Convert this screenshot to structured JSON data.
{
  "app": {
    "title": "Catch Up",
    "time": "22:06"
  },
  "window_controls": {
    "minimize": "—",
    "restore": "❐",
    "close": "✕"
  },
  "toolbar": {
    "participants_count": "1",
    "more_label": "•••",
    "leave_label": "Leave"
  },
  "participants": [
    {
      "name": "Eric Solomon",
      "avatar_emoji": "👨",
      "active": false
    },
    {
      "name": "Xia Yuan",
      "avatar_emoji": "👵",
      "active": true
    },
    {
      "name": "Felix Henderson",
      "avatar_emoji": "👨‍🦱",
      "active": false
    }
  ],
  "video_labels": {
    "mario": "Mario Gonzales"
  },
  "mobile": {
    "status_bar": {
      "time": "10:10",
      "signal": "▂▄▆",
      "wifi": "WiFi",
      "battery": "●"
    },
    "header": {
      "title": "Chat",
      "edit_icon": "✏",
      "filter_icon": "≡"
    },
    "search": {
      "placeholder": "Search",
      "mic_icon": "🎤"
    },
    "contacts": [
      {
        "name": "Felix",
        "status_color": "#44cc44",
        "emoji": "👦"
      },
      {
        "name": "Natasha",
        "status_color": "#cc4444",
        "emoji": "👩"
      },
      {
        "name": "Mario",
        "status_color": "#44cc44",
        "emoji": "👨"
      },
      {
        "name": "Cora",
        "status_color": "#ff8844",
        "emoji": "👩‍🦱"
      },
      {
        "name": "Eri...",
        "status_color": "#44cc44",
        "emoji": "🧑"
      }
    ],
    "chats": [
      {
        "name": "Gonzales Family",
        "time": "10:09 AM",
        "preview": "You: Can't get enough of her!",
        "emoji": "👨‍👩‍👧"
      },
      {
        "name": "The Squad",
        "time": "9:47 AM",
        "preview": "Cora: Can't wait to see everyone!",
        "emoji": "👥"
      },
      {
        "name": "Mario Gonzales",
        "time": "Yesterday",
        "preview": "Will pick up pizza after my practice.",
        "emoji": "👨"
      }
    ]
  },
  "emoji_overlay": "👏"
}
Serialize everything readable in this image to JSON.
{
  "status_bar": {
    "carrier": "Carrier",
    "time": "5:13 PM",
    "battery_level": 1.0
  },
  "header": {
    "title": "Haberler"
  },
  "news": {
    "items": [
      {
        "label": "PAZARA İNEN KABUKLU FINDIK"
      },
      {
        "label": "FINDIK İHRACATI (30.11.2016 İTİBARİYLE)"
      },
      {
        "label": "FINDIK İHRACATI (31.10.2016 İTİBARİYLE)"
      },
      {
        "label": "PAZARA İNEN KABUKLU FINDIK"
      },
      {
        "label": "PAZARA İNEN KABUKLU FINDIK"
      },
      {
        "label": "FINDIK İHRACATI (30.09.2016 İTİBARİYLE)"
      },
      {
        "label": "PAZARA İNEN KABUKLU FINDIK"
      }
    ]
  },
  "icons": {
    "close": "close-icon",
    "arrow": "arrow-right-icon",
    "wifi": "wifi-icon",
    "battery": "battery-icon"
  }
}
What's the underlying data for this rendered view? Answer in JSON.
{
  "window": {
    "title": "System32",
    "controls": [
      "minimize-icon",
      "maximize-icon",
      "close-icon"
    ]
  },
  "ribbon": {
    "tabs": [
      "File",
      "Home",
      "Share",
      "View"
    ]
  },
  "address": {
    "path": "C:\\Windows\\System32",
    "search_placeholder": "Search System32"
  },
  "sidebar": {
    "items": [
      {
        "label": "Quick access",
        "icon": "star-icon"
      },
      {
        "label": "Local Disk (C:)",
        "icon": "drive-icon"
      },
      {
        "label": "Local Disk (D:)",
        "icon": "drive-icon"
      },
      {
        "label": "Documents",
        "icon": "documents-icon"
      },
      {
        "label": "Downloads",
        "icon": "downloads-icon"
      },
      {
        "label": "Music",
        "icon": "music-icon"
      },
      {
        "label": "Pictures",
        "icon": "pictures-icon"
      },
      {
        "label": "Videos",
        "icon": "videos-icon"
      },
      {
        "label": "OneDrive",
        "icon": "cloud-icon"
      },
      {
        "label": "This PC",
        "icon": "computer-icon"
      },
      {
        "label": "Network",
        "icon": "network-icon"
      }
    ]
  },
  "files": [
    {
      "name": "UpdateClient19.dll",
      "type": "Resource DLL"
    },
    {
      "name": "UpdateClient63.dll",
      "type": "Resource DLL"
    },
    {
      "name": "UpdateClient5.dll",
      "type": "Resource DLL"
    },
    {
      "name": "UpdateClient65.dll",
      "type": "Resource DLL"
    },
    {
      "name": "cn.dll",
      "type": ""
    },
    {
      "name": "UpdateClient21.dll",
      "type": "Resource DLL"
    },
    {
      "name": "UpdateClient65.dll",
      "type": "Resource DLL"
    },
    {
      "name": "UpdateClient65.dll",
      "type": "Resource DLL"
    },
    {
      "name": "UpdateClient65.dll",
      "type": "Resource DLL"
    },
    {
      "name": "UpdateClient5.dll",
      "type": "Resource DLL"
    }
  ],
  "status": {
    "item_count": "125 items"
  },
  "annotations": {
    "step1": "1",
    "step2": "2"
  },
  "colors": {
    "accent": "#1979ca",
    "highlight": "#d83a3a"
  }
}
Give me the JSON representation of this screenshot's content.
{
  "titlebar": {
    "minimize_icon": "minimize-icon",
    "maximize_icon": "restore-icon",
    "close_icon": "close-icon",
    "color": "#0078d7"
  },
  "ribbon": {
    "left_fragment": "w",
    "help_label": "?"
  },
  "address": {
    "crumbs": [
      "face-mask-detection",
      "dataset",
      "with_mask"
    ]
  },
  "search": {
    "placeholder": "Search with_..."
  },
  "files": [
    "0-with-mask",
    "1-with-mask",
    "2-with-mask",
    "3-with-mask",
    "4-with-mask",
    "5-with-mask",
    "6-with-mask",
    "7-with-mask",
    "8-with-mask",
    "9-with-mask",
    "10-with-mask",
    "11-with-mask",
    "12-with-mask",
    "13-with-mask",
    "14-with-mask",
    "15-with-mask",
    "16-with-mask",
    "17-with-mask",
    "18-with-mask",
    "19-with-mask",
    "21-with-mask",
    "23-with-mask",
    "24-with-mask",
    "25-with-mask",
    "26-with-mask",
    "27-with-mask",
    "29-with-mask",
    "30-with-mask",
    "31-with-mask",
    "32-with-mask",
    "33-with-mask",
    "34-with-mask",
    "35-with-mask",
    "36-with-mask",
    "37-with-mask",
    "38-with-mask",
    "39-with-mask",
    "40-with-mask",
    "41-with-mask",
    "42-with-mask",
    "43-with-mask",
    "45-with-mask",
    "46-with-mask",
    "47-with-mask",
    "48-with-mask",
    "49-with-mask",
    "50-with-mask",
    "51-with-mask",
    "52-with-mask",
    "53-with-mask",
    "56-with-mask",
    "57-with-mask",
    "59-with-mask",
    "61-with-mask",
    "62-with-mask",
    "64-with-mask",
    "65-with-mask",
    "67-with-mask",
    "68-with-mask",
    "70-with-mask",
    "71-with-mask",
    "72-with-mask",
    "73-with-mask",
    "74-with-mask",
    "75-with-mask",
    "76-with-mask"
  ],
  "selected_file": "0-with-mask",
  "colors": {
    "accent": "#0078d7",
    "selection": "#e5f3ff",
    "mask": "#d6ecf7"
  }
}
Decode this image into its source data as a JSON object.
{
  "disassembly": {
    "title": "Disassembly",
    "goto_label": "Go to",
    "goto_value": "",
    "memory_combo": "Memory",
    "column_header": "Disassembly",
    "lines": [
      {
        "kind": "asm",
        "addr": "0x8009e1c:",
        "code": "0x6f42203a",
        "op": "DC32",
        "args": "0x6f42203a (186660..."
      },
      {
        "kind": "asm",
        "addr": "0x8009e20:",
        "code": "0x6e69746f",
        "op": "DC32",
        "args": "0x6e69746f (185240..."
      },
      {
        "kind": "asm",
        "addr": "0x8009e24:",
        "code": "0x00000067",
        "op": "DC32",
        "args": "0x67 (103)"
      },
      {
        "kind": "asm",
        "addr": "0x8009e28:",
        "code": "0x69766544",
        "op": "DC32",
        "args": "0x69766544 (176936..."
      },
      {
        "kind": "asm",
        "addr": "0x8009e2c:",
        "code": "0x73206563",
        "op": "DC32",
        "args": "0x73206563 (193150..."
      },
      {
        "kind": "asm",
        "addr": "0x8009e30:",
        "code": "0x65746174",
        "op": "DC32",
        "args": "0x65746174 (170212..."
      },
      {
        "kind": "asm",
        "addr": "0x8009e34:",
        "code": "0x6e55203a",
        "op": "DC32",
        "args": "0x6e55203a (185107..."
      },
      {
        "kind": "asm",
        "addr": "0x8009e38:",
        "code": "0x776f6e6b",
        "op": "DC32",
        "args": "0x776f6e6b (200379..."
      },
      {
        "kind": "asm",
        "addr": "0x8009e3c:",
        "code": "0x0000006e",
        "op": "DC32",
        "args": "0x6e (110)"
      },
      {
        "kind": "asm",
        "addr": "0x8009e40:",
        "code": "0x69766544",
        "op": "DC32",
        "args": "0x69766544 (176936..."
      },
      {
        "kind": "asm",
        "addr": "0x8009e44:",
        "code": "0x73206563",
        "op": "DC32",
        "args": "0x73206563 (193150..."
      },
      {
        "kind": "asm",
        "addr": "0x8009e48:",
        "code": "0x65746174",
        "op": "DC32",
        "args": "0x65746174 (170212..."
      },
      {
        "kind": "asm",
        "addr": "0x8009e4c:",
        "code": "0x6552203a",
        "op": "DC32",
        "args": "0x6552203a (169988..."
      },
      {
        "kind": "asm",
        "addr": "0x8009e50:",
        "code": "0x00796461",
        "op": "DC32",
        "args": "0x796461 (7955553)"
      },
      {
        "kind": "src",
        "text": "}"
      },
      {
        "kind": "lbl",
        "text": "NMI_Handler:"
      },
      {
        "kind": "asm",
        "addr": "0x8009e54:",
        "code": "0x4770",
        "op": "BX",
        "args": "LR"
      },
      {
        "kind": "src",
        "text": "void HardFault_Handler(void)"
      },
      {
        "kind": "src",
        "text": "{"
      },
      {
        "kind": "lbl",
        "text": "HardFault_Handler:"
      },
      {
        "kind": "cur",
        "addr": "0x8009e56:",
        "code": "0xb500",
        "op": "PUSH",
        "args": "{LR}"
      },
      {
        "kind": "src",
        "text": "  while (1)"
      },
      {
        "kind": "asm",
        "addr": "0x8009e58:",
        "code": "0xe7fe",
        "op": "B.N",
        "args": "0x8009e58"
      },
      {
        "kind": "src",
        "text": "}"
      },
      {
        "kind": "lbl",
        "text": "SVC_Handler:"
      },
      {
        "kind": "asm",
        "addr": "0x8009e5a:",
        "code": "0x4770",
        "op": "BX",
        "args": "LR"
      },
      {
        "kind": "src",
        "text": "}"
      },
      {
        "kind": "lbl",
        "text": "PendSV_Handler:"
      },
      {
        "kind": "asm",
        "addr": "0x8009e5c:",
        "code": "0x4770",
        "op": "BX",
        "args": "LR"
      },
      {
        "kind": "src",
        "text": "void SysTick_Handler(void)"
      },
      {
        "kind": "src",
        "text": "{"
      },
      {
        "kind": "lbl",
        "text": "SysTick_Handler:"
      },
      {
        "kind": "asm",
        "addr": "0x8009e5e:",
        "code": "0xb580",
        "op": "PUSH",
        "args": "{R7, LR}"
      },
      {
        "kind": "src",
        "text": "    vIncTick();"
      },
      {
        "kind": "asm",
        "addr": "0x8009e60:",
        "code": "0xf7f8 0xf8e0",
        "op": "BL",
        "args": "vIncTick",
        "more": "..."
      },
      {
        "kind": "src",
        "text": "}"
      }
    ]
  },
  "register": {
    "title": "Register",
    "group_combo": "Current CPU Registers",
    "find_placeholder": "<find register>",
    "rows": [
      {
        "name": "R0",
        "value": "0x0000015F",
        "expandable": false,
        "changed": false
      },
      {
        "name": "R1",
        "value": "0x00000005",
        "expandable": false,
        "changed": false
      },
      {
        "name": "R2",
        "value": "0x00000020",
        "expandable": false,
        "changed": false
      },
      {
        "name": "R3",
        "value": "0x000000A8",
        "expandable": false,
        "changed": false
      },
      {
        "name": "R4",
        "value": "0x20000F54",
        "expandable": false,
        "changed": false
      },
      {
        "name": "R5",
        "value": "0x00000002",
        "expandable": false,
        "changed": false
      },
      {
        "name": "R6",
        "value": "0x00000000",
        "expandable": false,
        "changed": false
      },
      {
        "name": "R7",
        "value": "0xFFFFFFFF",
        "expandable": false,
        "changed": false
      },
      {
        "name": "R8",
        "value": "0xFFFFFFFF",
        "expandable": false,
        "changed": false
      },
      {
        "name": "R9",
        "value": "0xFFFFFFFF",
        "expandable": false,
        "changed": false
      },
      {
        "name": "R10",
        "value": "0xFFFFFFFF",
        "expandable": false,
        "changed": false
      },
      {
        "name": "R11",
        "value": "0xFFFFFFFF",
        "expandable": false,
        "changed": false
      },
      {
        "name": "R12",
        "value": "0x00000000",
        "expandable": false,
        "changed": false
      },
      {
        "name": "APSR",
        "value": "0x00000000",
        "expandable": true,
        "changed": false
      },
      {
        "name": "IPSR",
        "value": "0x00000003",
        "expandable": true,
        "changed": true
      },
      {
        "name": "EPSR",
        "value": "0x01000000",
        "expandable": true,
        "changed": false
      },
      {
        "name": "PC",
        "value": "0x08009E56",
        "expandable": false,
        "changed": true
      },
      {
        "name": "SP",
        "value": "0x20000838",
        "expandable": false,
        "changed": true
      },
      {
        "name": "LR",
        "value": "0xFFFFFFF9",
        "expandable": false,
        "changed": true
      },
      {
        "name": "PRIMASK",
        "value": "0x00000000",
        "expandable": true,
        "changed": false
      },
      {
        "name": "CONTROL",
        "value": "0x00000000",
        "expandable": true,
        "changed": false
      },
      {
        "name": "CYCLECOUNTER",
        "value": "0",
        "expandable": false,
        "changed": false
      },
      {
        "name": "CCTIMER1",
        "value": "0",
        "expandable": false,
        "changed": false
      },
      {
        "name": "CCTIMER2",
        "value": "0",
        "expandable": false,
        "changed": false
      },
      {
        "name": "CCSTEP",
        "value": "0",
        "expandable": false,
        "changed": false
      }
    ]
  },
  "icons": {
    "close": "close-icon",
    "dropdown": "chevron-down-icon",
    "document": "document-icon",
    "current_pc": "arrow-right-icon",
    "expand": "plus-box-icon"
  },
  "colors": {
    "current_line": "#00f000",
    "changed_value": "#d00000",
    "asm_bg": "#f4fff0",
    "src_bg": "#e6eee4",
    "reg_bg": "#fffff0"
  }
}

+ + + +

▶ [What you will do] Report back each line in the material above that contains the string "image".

▶ [Solution for this task]
Serialize everything readable in this image to JSON.
Decode this image into its source data as a JSON object.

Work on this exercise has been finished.